*** Input ***

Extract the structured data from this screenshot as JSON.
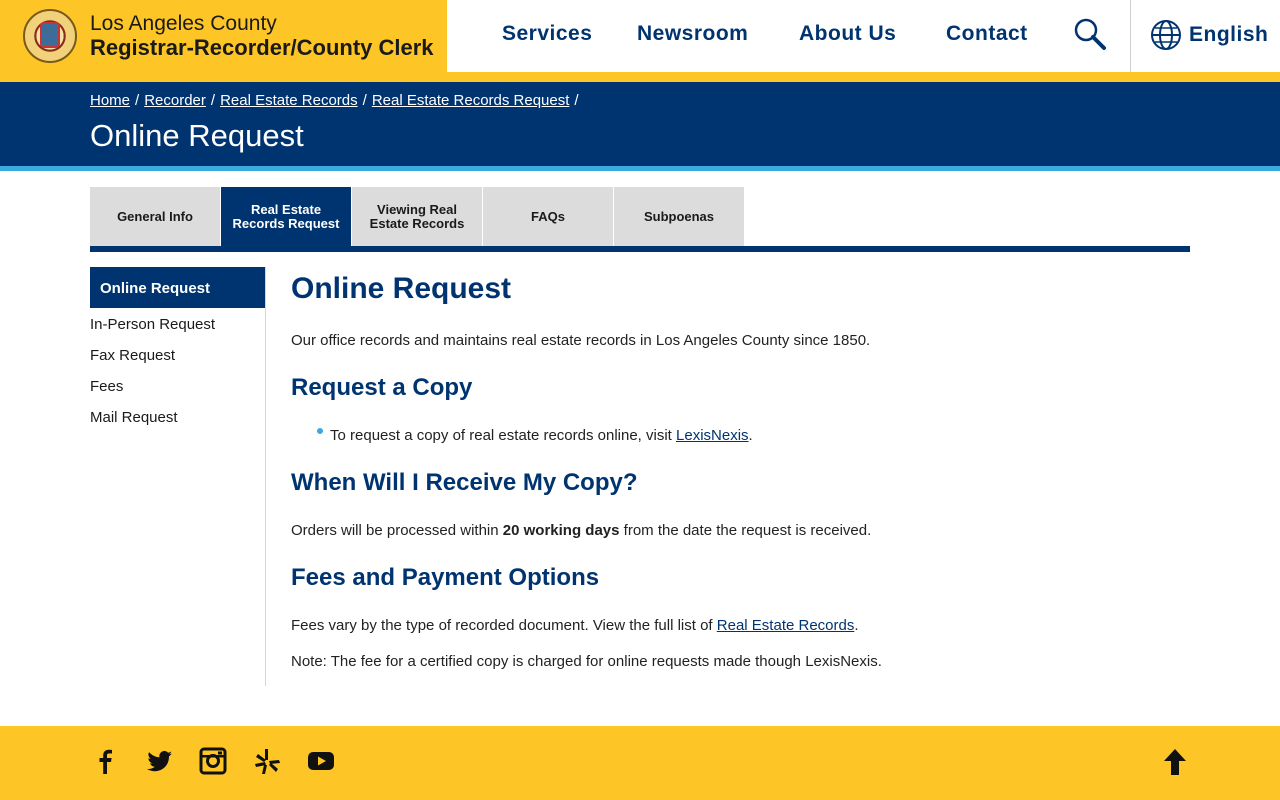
{
  "header": {
    "brand_line1": "Los Angeles County",
    "brand_line2": "Registrar-Recorder/County Clerk",
    "nav": [
      "Services",
      "Newsroom",
      "About Us",
      "Contact"
    ],
    "language": "English",
    "colors": {
      "gold": "#fdc526",
      "navy": "#003470",
      "accent": "#3ca9e0"
    }
  },
  "banner": {
    "breadcrumbs": [
      "Home",
      "Recorder",
      "Real Estate Records",
      "Real Estate Records Request"
    ],
    "sep": "/",
    "title": "Online Request"
  },
  "tabs": [
    {
      "label": "General Info",
      "active": false
    },
    {
      "label": "Real Estate Records Request",
      "active": true
    },
    {
      "label": "Viewing Real Estate Records",
      "active": false
    },
    {
      "label": "FAQs",
      "active": false
    },
    {
      "label": "Subpoenas",
      "active": false
    }
  ],
  "sidebar": {
    "active": "Online Request",
    "items": [
      "In-Person Request",
      "Fax Request",
      "Fees",
      "Mail Request"
    ]
  },
  "content": {
    "title": "Online Request",
    "intro": "Our office records and maintains real estate records in Los Angeles County since 1850.",
    "h_copy": "Request a Copy",
    "copy_text": "To request a copy of real estate records online, visit",
    "copy_link": "LexisNexis",
    "copy_end": ".",
    "h_receive": "When Will I Receive My Copy?",
    "receive_pre": "Orders will be processed within",
    "receive_bold": "20 working days",
    "receive_post": "from the date the request is received.",
    "h_fees": "Fees and Payment Options",
    "fees_text": "Fees vary by the type of recorded document. View the full list of",
    "fees_link": "Real Estate Records",
    "fees_end": ".",
    "note": "Note: The fee for a certified copy is charged for online requests made though LexisNexis."
  },
  "footer": {
    "social_icons": [
      "facebook-icon",
      "twitter-icon",
      "instagram-icon",
      "yelp-icon",
      "youtube-icon"
    ],
    "back_to_top": "arrow-up-icon"
  }
}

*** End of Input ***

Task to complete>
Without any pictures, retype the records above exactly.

Response>
Extract the structured data from this screenshot as JSON.
{
  "header": {
    "brand_line1": "Los Angeles County",
    "brand_line2": "Registrar-Recorder/County Clerk",
    "nav": [
      "Services",
      "Newsroom",
      "About Us",
      "Contact"
    ],
    "language": "English",
    "colors": {
      "gold": "#fdc526",
      "navy": "#003470",
      "accent": "#3ca9e0"
    }
  },
  "banner": {
    "breadcrumbs": [
      "Home",
      "Recorder",
      "Real Estate Records",
      "Real Estate Records Request"
    ],
    "sep": "/",
    "title": "Online Request"
  },
  "tabs": [
    {
      "label": "General Info",
      "active": false
    },
    {
      "label": "Real Estate Records Request",
      "active": true
    },
    {
      "label": "Viewing Real Estate Records",
      "active": false
    },
    {
      "label": "FAQs",
      "active": false
    },
    {
      "label": "Subpoenas",
      "active": false
    }
  ],
  "sidebar": {
    "active": "Online Request",
    "items": [
      "In-Person Request",
      "Fax Request",
      "Fees",
      "Mail Request"
    ]
  },
  "content": {
    "title": "Online Request",
    "intro": "Our office records and maintains real estate records in Los Angeles County since 1850.",
    "h_copy": "Request a Copy",
    "copy_text": "To request a copy of real estate records online, visit",
    "copy_link": "LexisNexis",
    "copy_end": ".",
    "h_receive": "When Will I Receive My Copy?",
    "receive_pre": "Orders will be processed within",
    "receive_bold": "20 working days",
    "receive_post": "from the date the request is received.",
    "h_fees": "Fees and Payment Options",
    "fees_text": "Fees vary by the type of recorded document. View the full list of",
    "fees_link": "Real Estate Records",
    "fees_end": ".",
    "note": "Note: The fee for a certified copy is charged for online requests made though LexisNexis."
  },
  "footer": {
    "social_icons": [
      "facebook-icon",
      "twitter-icon",
      "instagram-icon",
      "yelp-icon",
      "youtube-icon"
    ],
    "back_to_top": "arrow-up-icon"
  }
}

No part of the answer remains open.